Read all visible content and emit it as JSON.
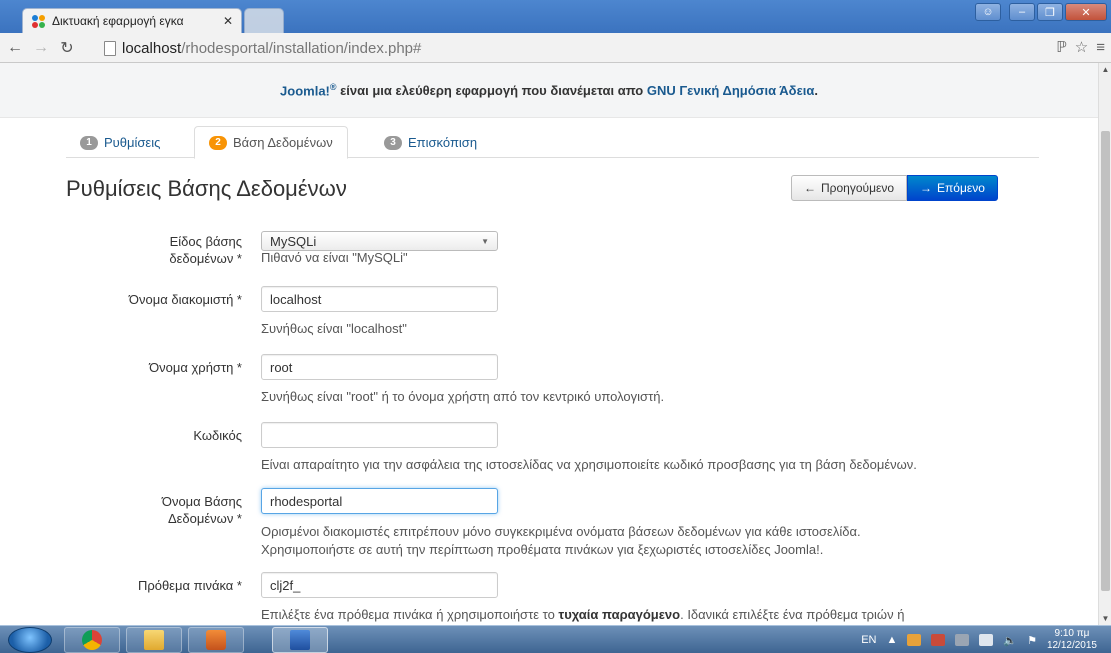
{
  "browser": {
    "tab_title": "Δικτυακή εφαρμογή εγκα",
    "tab_close": "✕",
    "url_host": "localhost",
    "url_path": "/rhodesportal/installation/index.php#"
  },
  "header": {
    "brand": "Joomla!",
    "registered": "®",
    "text": " είναι μια ελεύθερη εφαρμογή που διανέμεται απο ",
    "license": "GNU Γενική Δημόσια Άδεια",
    "dot": "."
  },
  "wizard": {
    "tabs": [
      {
        "num": "1",
        "label": "Ρυθμίσεις"
      },
      {
        "num": "2",
        "label": "Βάση Δεδομένων"
      },
      {
        "num": "3",
        "label": "Επισκόπιση"
      }
    ]
  },
  "page": {
    "title": "Ρυθμίσεις Βάσης Δεδομένων",
    "prev_label": "Προηγούμενο",
    "next_label": "Επόμενο",
    "prev_arrow": "←",
    "next_arrow": "→"
  },
  "form": {
    "db_type": {
      "label_line1": "Είδος βάσης",
      "label_line2": "δεδομένων *",
      "value": "MySQLi",
      "help": "Πιθανό να είναι \"MySQLi\""
    },
    "host": {
      "label": "Όνομα διακομιστή *",
      "value": "localhost",
      "help": "Συνήθως είναι \"localhost\""
    },
    "user": {
      "label": "Όνομα χρήστη *",
      "value": "root",
      "help": "Συνήθως είναι \"root\" ή το όνομα χρήστη από τον κεντρικό υπολογιστή."
    },
    "password": {
      "label": "Κωδικός",
      "value": "",
      "help": "Είναι απαραίτητο για την ασφάλεια της ιστοσελίδας να χρησιμοποιείτε κωδικό προσβασης για τη βάση δεδομένων."
    },
    "db_name": {
      "label_line1": "Όνομα Βάσης",
      "label_line2": "Δεδομένων *",
      "value": "rhodesportal",
      "help_line1": "Ορισμένοι διακομιστές επιτρέπουν μόνο συγκεκριμένα ονόματα βάσεων δεδομένων για κάθε ιστοσελίδα.",
      "help_line2": "Χρησιμοποιήστε σε αυτή την περίπτωση προθέματα πινάκων για ξεχωριστές ιστοσελίδες Joomla!."
    },
    "prefix": {
      "label": "Πρόθεμα πινάκα *",
      "value": "clj2f_",
      "help_start": "Επιλέξτε ένα πρόθεμα πινάκα ή χρησιμοποιήστε το ",
      "help_bold": "τυχαία παραγόμενο",
      "help_end": ". Ιδανικά επιλέξτε ένα πρόθεμα τριών ή"
    }
  },
  "taskbar": {
    "lang": "EN",
    "time": "9:10 πμ",
    "date": "12/12/2015"
  },
  "colors": {
    "link": "#1a5a8f",
    "active_step": "#f89406",
    "primary_button": "#0055cc"
  }
}
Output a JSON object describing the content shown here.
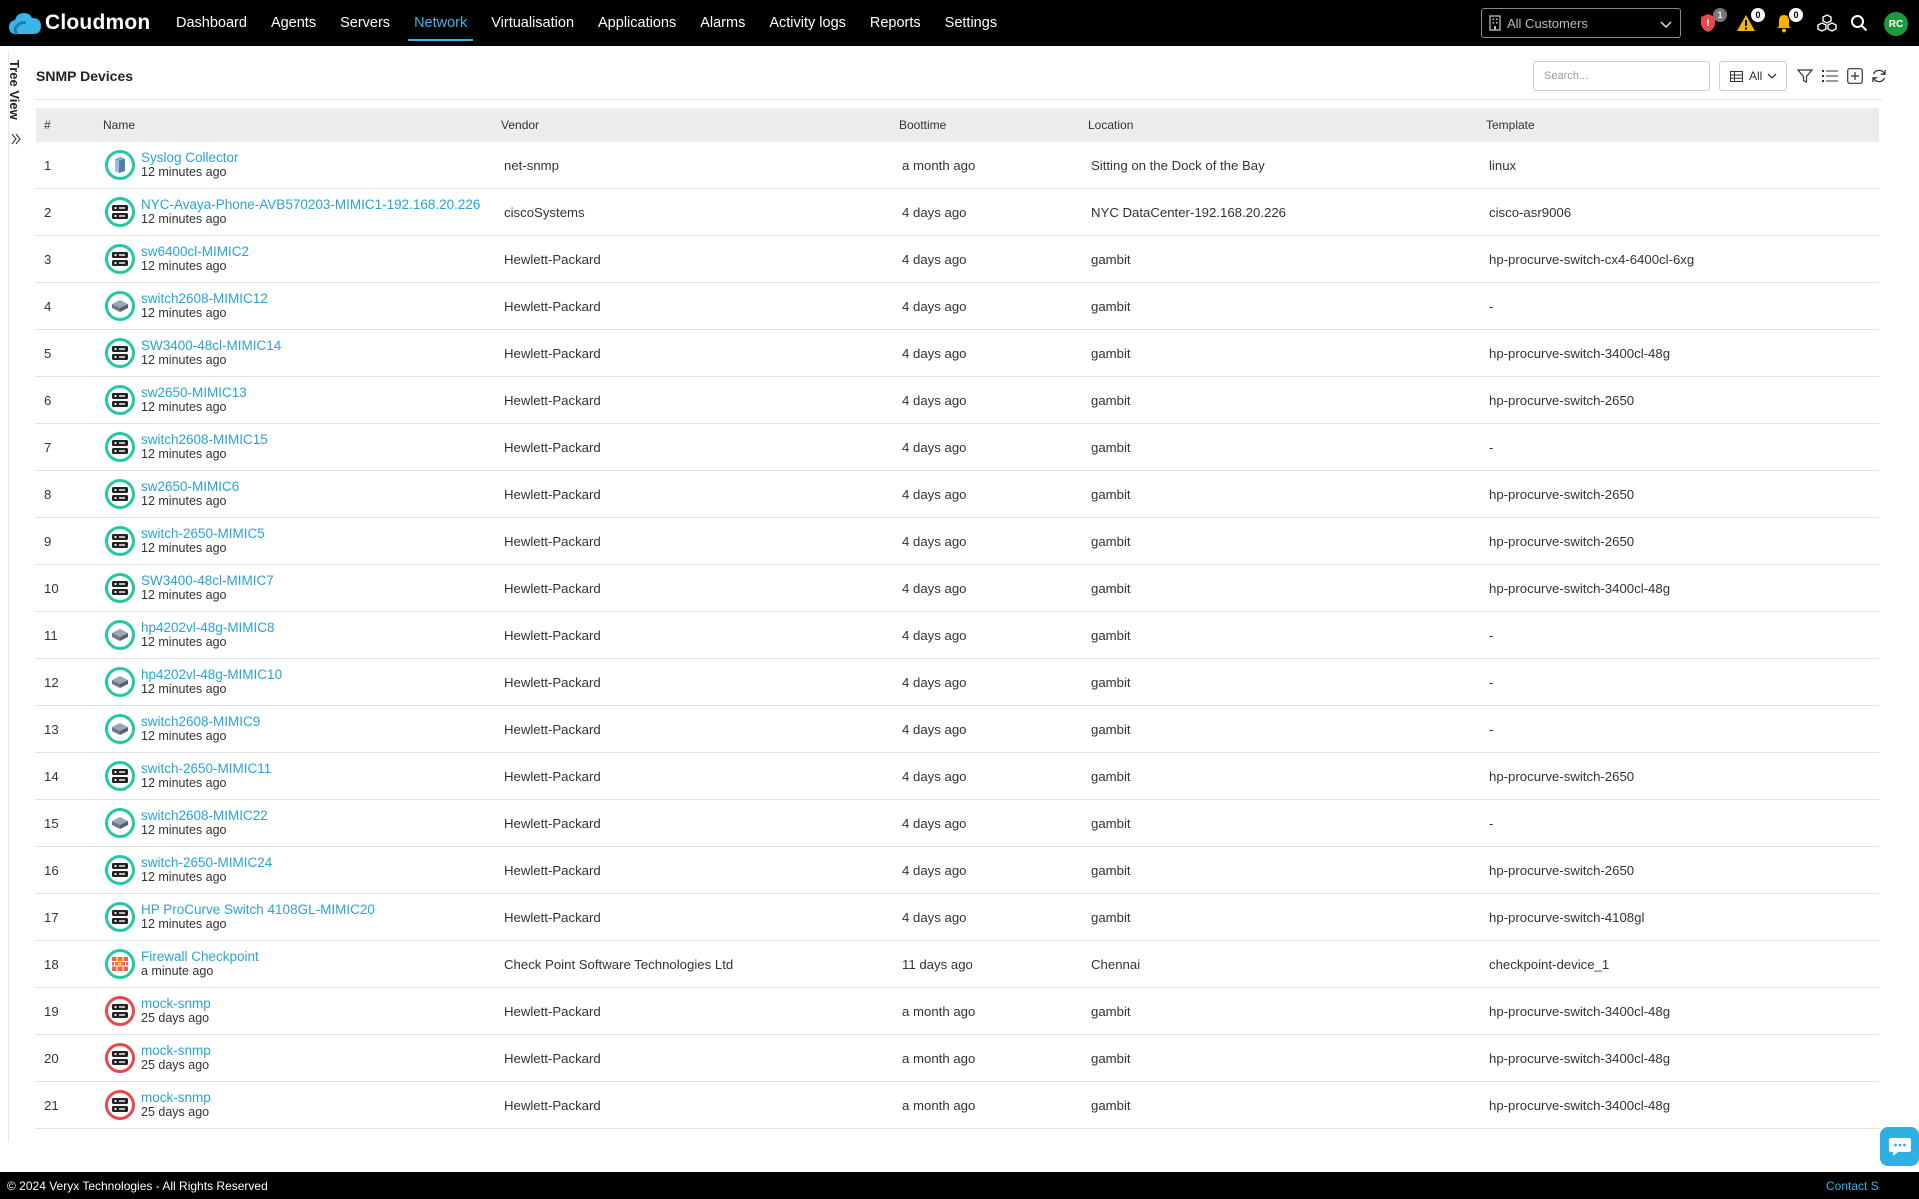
{
  "header": {
    "logo_text": "Cloudmon",
    "nav": [
      "Dashboard",
      "Agents",
      "Servers",
      "Network",
      "Virtualisation",
      "Applications",
      "Alarms",
      "Activity logs",
      "Reports",
      "Settings"
    ],
    "active_nav": "Network",
    "customer_select": "All Customers",
    "security_badge": "1",
    "warning_badge": "0",
    "bell_badge": "0",
    "user_initials": "RC"
  },
  "sidebar": {
    "tree_view_label": "Tree View"
  },
  "panel": {
    "title": "SNMP Devices",
    "search_placeholder": "Search...",
    "view_filter": "All"
  },
  "table": {
    "columns": [
      "#",
      "Name",
      "Vendor",
      "Boottime",
      "Location",
      "Template"
    ],
    "rows": [
      {
        "num": "1",
        "name": "Syslog Collector",
        "seen": "12 minutes ago",
        "vendor": "net-snmp",
        "boottime": "a month ago",
        "location": "Sitting on the Dock of the Bay",
        "template": "linux",
        "icon": "server-icon",
        "status": "up"
      },
      {
        "num": "2",
        "name": "NYC-Avaya-Phone-AVB570203-MIMIC1-192.168.20.226",
        "seen": "12 minutes ago",
        "vendor": "ciscoSystems",
        "boottime": "4 days ago",
        "location": "NYC DataCenter-192.168.20.226",
        "template": "cisco-asr9006",
        "icon": "router-icon",
        "status": "up"
      },
      {
        "num": "3",
        "name": "sw6400cl-MIMIC2",
        "seen": "12 minutes ago",
        "vendor": "Hewlett-Packard",
        "boottime": "4 days ago",
        "location": "gambit",
        "template": "hp-procurve-switch-cx4-6400cl-6xg",
        "icon": "router-icon",
        "status": "up"
      },
      {
        "num": "4",
        "name": "switch2608-MIMIC12",
        "seen": "12 minutes ago",
        "vendor": "Hewlett-Packard",
        "boottime": "4 days ago",
        "location": "gambit",
        "template": "-",
        "icon": "switch-icon",
        "status": "up"
      },
      {
        "num": "5",
        "name": "SW3400-48cl-MIMIC14",
        "seen": "12 minutes ago",
        "vendor": "Hewlett-Packard",
        "boottime": "4 days ago",
        "location": "gambit",
        "template": "hp-procurve-switch-3400cl-48g",
        "icon": "router-icon",
        "status": "up"
      },
      {
        "num": "6",
        "name": "sw2650-MIMIC13",
        "seen": "12 minutes ago",
        "vendor": "Hewlett-Packard",
        "boottime": "4 days ago",
        "location": "gambit",
        "template": "hp-procurve-switch-2650",
        "icon": "router-icon",
        "status": "up"
      },
      {
        "num": "7",
        "name": "switch2608-MIMIC15",
        "seen": "12 minutes ago",
        "vendor": "Hewlett-Packard",
        "boottime": "4 days ago",
        "location": "gambit",
        "template": "-",
        "icon": "router-icon",
        "status": "up"
      },
      {
        "num": "8",
        "name": "sw2650-MIMIC6",
        "seen": "12 minutes ago",
        "vendor": "Hewlett-Packard",
        "boottime": "4 days ago",
        "location": "gambit",
        "template": "hp-procurve-switch-2650",
        "icon": "router-icon",
        "status": "up"
      },
      {
        "num": "9",
        "name": "switch-2650-MIMIC5",
        "seen": "12 minutes ago",
        "vendor": "Hewlett-Packard",
        "boottime": "4 days ago",
        "location": "gambit",
        "template": "hp-procurve-switch-2650",
        "icon": "router-icon",
        "status": "up"
      },
      {
        "num": "10",
        "name": "SW3400-48cl-MIMIC7",
        "seen": "12 minutes ago",
        "vendor": "Hewlett-Packard",
        "boottime": "4 days ago",
        "location": "gambit",
        "template": "hp-procurve-switch-3400cl-48g",
        "icon": "router-icon",
        "status": "up"
      },
      {
        "num": "11",
        "name": "hp4202vl-48g-MIMIC8",
        "seen": "12 minutes ago",
        "vendor": "Hewlett-Packard",
        "boottime": "4 days ago",
        "location": "gambit",
        "template": "-",
        "icon": "switch-icon",
        "status": "up"
      },
      {
        "num": "12",
        "name": "hp4202vl-48g-MIMIC10",
        "seen": "12 minutes ago",
        "vendor": "Hewlett-Packard",
        "boottime": "4 days ago",
        "location": "gambit",
        "template": "-",
        "icon": "switch-icon",
        "status": "up"
      },
      {
        "num": "13",
        "name": "switch2608-MIMIC9",
        "seen": "12 minutes ago",
        "vendor": "Hewlett-Packard",
        "boottime": "4 days ago",
        "location": "gambit",
        "template": "-",
        "icon": "switch-icon",
        "status": "up"
      },
      {
        "num": "14",
        "name": "switch-2650-MIMIC11",
        "seen": "12 minutes ago",
        "vendor": "Hewlett-Packard",
        "boottime": "4 days ago",
        "location": "gambit",
        "template": "hp-procurve-switch-2650",
        "icon": "router-icon",
        "status": "up"
      },
      {
        "num": "15",
        "name": "switch2608-MIMIC22",
        "seen": "12 minutes ago",
        "vendor": "Hewlett-Packard",
        "boottime": "4 days ago",
        "location": "gambit",
        "template": "-",
        "icon": "switch-icon",
        "status": "up"
      },
      {
        "num": "16",
        "name": "switch-2650-MIMIC24",
        "seen": "12 minutes ago",
        "vendor": "Hewlett-Packard",
        "boottime": "4 days ago",
        "location": "gambit",
        "template": "hp-procurve-switch-2650",
        "icon": "router-icon",
        "status": "up"
      },
      {
        "num": "17",
        "name": "HP ProCurve Switch 4108GL-MIMIC20",
        "seen": "12 minutes ago",
        "vendor": "Hewlett-Packard",
        "boottime": "4 days ago",
        "location": "gambit",
        "template": "hp-procurve-switch-4108gl",
        "icon": "router-icon",
        "status": "up"
      },
      {
        "num": "18",
        "name": "Firewall Checkpoint",
        "seen": "a minute ago",
        "vendor": "Check Point Software Technologies Ltd",
        "boottime": "11 days ago",
        "location": "Chennai",
        "template": "checkpoint-device_1",
        "icon": "firewall-icon",
        "status": "up"
      },
      {
        "num": "19",
        "name": "mock-snmp",
        "seen": "25 days ago",
        "vendor": "Hewlett-Packard",
        "boottime": "a month ago",
        "location": "gambit",
        "template": "hp-procurve-switch-3400cl-48g",
        "icon": "router-icon",
        "status": "down"
      },
      {
        "num": "20",
        "name": "mock-snmp",
        "seen": "25 days ago",
        "vendor": "Hewlett-Packard",
        "boottime": "a month ago",
        "location": "gambit",
        "template": "hp-procurve-switch-3400cl-48g",
        "icon": "router-icon",
        "status": "down"
      },
      {
        "num": "21",
        "name": "mock-snmp",
        "seen": "25 days ago",
        "vendor": "Hewlett-Packard",
        "boottime": "a month ago",
        "location": "gambit",
        "template": "hp-procurve-switch-3400cl-48g",
        "icon": "router-icon",
        "status": "down"
      }
    ]
  },
  "footer": {
    "copyright": "© 2024 Veryx Technologies - All Rights Reserved",
    "contact": "Contact S"
  },
  "colors": {
    "accent": "#3ab5e8",
    "link": "#29a3d6",
    "status_up": "#27c7a2",
    "status_down": "#e8484c"
  }
}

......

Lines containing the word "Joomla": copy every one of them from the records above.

* Solution:
    "brand": "Joomla!",
      "help_line2": "Χρησιμοποιήστε σε αυτή την περίπτωση προθέματα πινάκων για ξεχωριστές ιστοσελίδες Joomla!."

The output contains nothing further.